Software Engineer / Developers**Country:**United States

**Interview Type:**In-Person

6

down vote

You can do this without having to read all the lines in memory, thus working well for huge files. Pseudocode:

linenum := 0

ret := ''

while more lines to read:

line := readline()

linenum := linenum + 1

r := uniform_random(0, linenum)

if r < 1:

ret := line

return ret

Proof: We begin by noting that we always save the first line in ret. If the file has one line, you are going to choose it, and you're done.

For two-line file, ret will save the first line 100% of the times, and the second line will be saved in ret 50% of the time during the second iteration of the loop. Thus, each line has a probability of 0.5 of being selected.

Now, let's assume that this method works for files of ≤N lines. To prove that this means it works for N+1, in the (N+1)th iteration of the loop, there is a probability of 1/(N+1) that the last line will be selected (random(0, N+1) < 1 has that probability). Thus, the last line has 1/(N+1) probability of being selected. The probability of all other lines being selected is still going to be equal to each other, let's call this x. Then, N*x + 1/(N+1) == 1, which means that x = 1/(N+1).

Proof by induction is complete.

Edit: Oops, didn't see the first answer's third method before replying. Still, I will keep this post here if only for the proof, and the opportunity for other people to correct it if there are any errors in it.

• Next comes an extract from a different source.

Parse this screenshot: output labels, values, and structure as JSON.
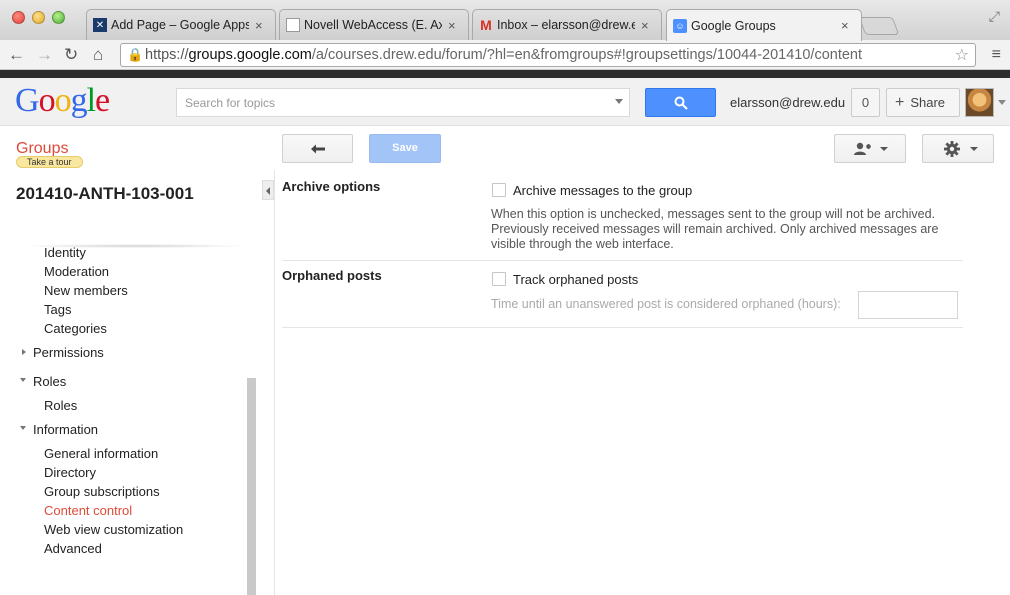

Divide the file in N chunks, of 10,000 (e.g.) lines each

store the offset of these N chunks in another file / in memory.

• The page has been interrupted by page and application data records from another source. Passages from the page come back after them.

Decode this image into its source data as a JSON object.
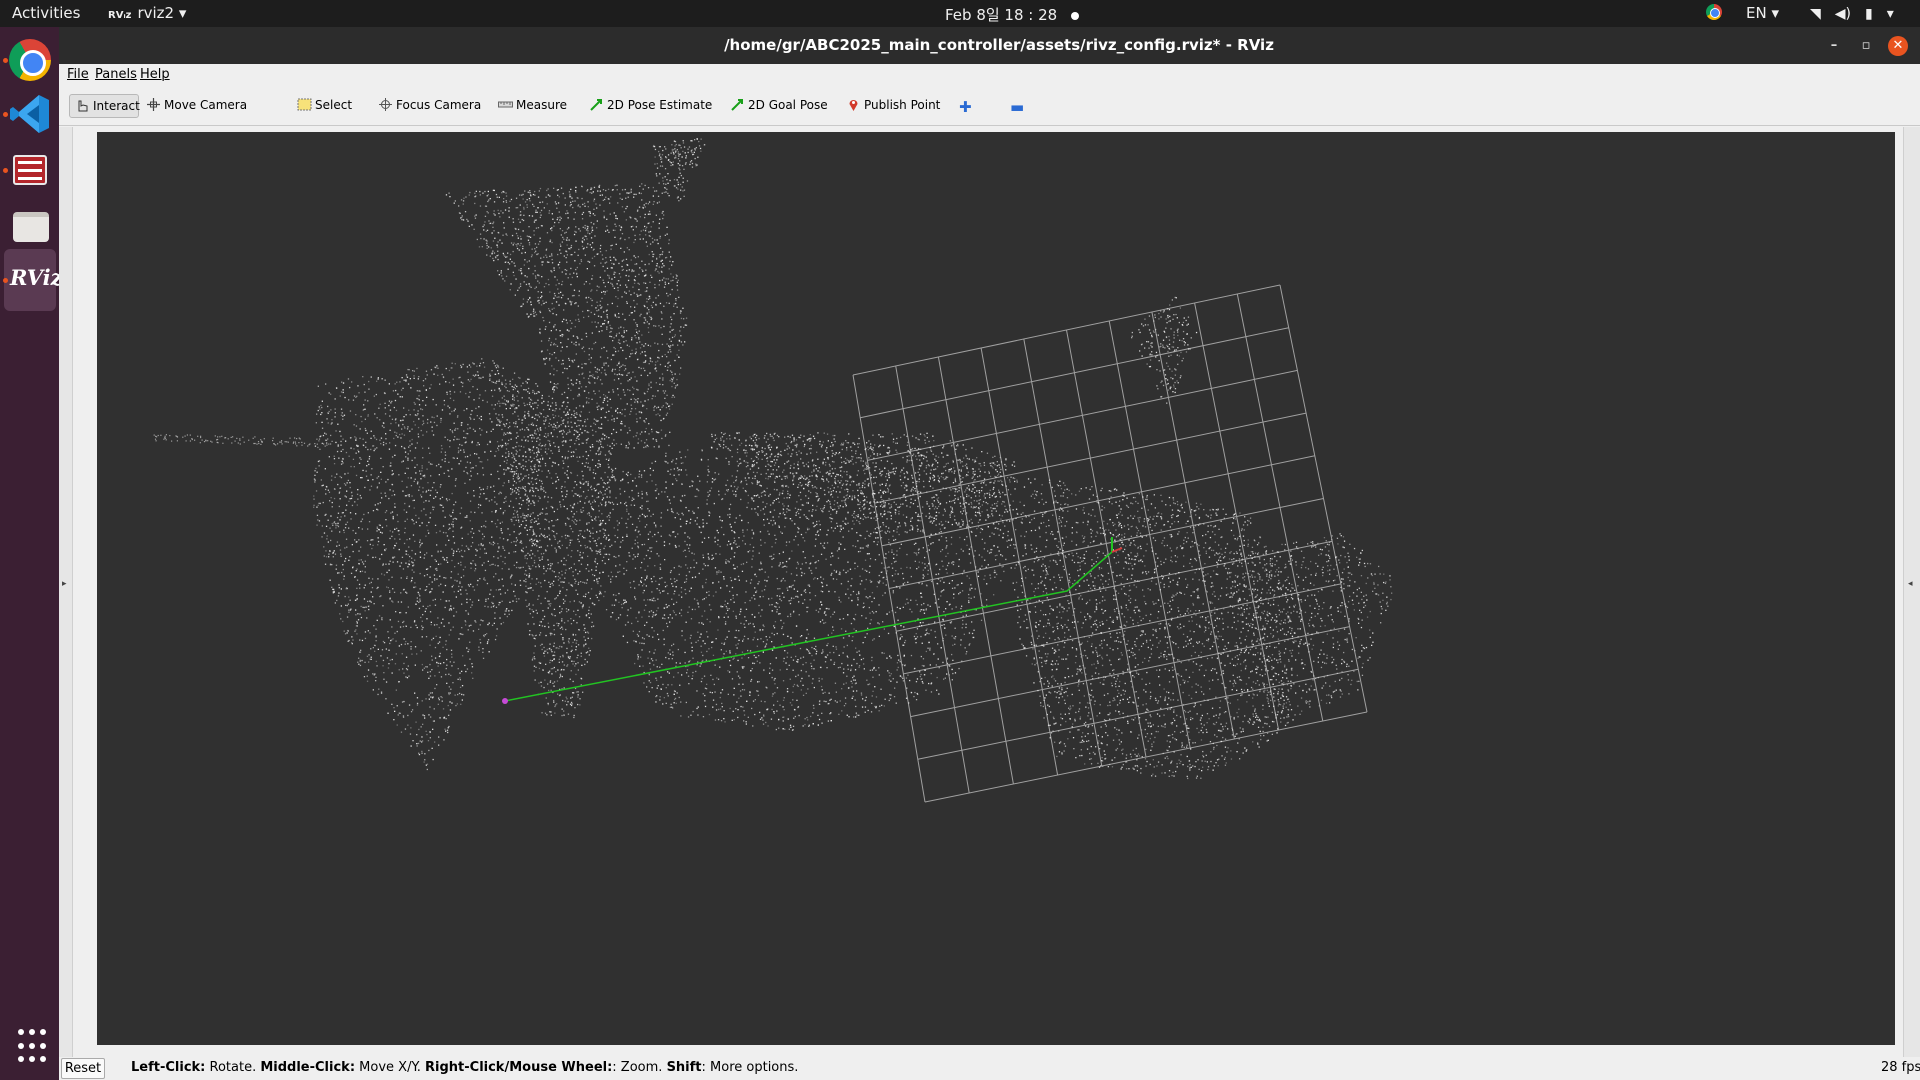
{
  "topbar": {
    "activities": "Activities",
    "app_menu": "rviz2",
    "app_menu_icon_text": "RVᵢᴢ",
    "clock": "Feb 8일  18 : 28",
    "language": "EN",
    "tray_icons": [
      "wifi-icon",
      "volume-icon",
      "battery-icon",
      "power-menu-icon"
    ]
  },
  "dock": {
    "apps": [
      "Google Chrome",
      "Visual Studio Code",
      "Terminal",
      "Files",
      "RViz"
    ],
    "rviz_label": "RViz"
  },
  "window": {
    "title": "/home/gr/ABC2025_main_controller/assets/rivz_config.rviz* - RViz"
  },
  "menu": {
    "file": "File",
    "panels": "Panels",
    "help": "Help"
  },
  "toolbar": {
    "interact": "Interact",
    "move_camera": "Move Camera",
    "select": "Select",
    "focus_camera": "Focus Camera",
    "measure": "Measure",
    "pose_estimate": "2D Pose Estimate",
    "goal_pose": "2D Goal Pose",
    "publish_point": "Publish Point",
    "add_tool": "✚",
    "remove_tool": "▬"
  },
  "viewport": {
    "background_color": "#303030",
    "grid_color": "#a0a0a0",
    "cloud_color": "#e8e8e8",
    "path_color": "#22c422"
  },
  "statusbar": {
    "reset": "Reset",
    "hint_1_bold": "Left-Click:",
    "hint_1": " Rotate. ",
    "hint_2_bold": "Middle-Click:",
    "hint_2": " Move X/Y. ",
    "hint_3_bold": "Right-Click/Mouse Wheel:",
    "hint_3": ": Zoom. ",
    "hint_4_bold": "Shift",
    "hint_4": ": More options.",
    "fps": "28 fps"
  }
}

For the last chunk, also count the line numbers (Let say have K line) in it, if it is less than 10,000 then store this information as well

Generate a number randomly between 1 to N, and open this chunk, by seeking to that position in that file.

Now generate another number between 1 and 10,000 and return taht line,

in case of the last chunk generate the number between 1 and K, and return that line....

In the book 《programming pearls》 second edition, the 12th capter and the 10th question in the exercise. At last, the probabilty to choose any line is 1/n.

when there are n lines. the probabilty to choose n - 1line is 1 / (n - 1) * (n - 1) / n = 1/ n

the probabilty to choose n - 1 * the probability not choose n.

@milo...can u plz eleborate on the solution...i couldnt get how we can always achieve the equal prob....

Thankx

@candis the probability to choose n - 2 line when there are n lines in the file is: 1 / (n - 2) * (n - 2) / (n - 1) * (n - 1) / n = 1 / n. and so on, for any line, the probability is 1 / n.

@candis we should make distinction between the probability of read a line and the probability of get a line.

The probability of get a line = the probability of read a line * the probability not read the lines after the current line

If there are 2 lines, probability of choosing one line is 1/2. If there are 5 lines then the probability of choosing one line is 1/5. If there are n lines, then the probability of choosing one line is 1/n. So there is an equal probability.

But the question here is how to get this programatically?

A practical solution:

1)Count lines (tot_line) in largefile.txt and record file offset in an array (if memory allows), or binary disk file offset.dat, while contains file offset(int64).

2) Generate random line number randline = randf()*tot_line.

3) If in memory, directly access array using randline-1 as index

Directly seek into offset.dat by (randline-1)*8 bytes, retrieve line offset offset_val.

4) Seek into largef.txt by offset_val bytes.

5) Read line.

1) Scan the file using readline() and note the offset of each line by writing it in binary to a 32 bit unsigned int in a new "table" file (or better yet in RAM if it fits). Keep a count of how many lines you encounter.

2) Generate a random number up to number of lines.

3) Seek into your binary table file using the line number, and then read the offset, then seek into the big file and get the line.

O(n) where n is number of chars in big file, can't avoid that. Each lookup is a fairly small constant. If number of items in table fits in memory, you get a speedup.

See reservoir sampling on wikipedia

- Ashupriya July 03, 2012